Romney: President Obama has mortgaged our future, increased the budget by more than 20% and allowed our debt to skyrocket.
We compared the total spending (see Table 1, outlays) in Bush’s last budget in 2009 to Obama’s proposed spending plan for fiscal year 2013. The difference is 8.1 percent — not 20 percent. Eric Fehrnstrom, a Romney spokesman, said it’s only fair to compare Obama’s spending to Bush’s 2008 budget because the 2009 plan includes spending from Obama’s stimulus bill. But the stimulus was a fraction of the budget and its overall increase. The CBO attributed much of the increased spending in 2009 to three government programs: the stimulus, the Troubled Asset Relief Program and legislation to address the mortgage crisis, all three totaling $353 billion.
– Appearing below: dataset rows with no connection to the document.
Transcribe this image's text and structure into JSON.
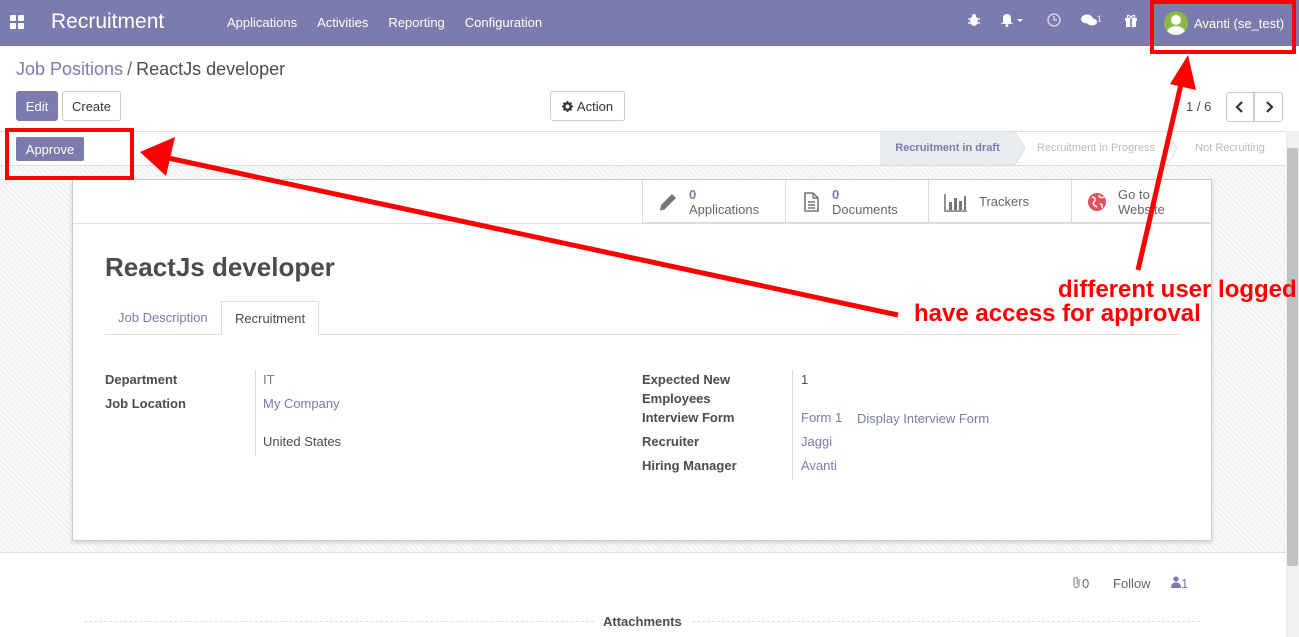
{
  "navbar": {
    "app_title": "Recruitment",
    "menu": [
      "Applications",
      "Activities",
      "Reporting",
      "Configuration"
    ],
    "messages_count": "1",
    "user_name": "Avanti (se_test)"
  },
  "breadcrumb": {
    "parent": "Job Positions",
    "separator": "/",
    "current": "ReactJs developer"
  },
  "control": {
    "edit_label": "Edit",
    "create_label": "Create",
    "action_label": "Action",
    "pager_value": "1 / 6"
  },
  "statusbar": {
    "approve_label": "Approve",
    "stages": [
      "Recruitment in draft",
      "Recruitment in Progress",
      "Not Recruiting"
    ],
    "active_stage": "Recruitment in draft"
  },
  "smart_buttons": [
    {
      "count": "0",
      "label": "Applications",
      "icon": "pencil-icon"
    },
    {
      "count": "0",
      "label": "Documents",
      "icon": "document-icon"
    },
    {
      "count": "",
      "label": "Trackers",
      "icon": "bar-chart-icon"
    },
    {
      "count": "",
      "label": "Go to Website",
      "label_line1": "Go to",
      "label_line2": "Website",
      "icon": "globe-icon"
    }
  ],
  "form": {
    "title": "ReactJs developer",
    "tabs": [
      "Job Description",
      "Recruitment"
    ],
    "active_tab": "Recruitment",
    "left": {
      "department_label": "Department",
      "department_value": "IT",
      "location_label": "Job Location",
      "location_company": "My Company",
      "location_country": "United States"
    },
    "right": {
      "expected_label_1": "Expected New",
      "expected_label_2": "Employees",
      "expected_value": "1",
      "interview_label": "Interview Form",
      "interview_value": "Form 1",
      "interview_link": "Display Interview Form",
      "recruiter_label": "Recruiter",
      "recruiter_value": "Jaggi",
      "manager_label": "Hiring Manager",
      "manager_value": "Avanti"
    }
  },
  "chatter": {
    "attachments_count": "0",
    "follow_label": "Follow",
    "followers_count": "1",
    "attachments_label": "Attachments"
  },
  "annotation": {
    "line1": "different user logged",
    "line2": "have access for approval"
  },
  "colors": {
    "brand": "#7c7bad",
    "annotation": "#ff0000"
  }
}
TARP and the mortgage bailout were passed under Bush. The stimulus, according to the CBO, amounted to $108 billion in spending in 2009. Obama certainly increased spending in 2009. But that doesn’t make the budget his.
Deciphering the Debt
Romney states that “by the end of his term [Obama] will add nearly as much debt as all the previous presidents combined.” That’s true if one looks at the debt held by the public — the measure economists say is most relevant to the overall economy. But it’s an exaggeration if measured by the larger figure usually cited by Obama’s critics — the gross debt, including money the government owes to itself. Fehrnstrom, Romney’s spokesman, said the statement is referring to debt held by the public.
Using the Treasury Department’s handy “debt to the penny” website, the debt owed to the public on Obama’s first day in office stood at $6.3 trillion, which amounts to the debt all previous presidents added. The CBO’s baseline projections, which assume no changes in current law, estimate (see page 14) the number will reach approximately $11.2 trillion by the end of the fiscal year on Sept. 30, 2012 —an increase of 77 percent — with four more months remaining in Obama’s term. CBO projects the debt to increase further during fiscal year 2013.
The percentage increase is not so pronounced when we consider gross federal debt, which was $10.6 trillion on Obama’s first day. Using CBO’s baseline projections, the number will reach $16 trillion — an increase of 51 percent — by the end of fiscal year 2012.
— Ben Finley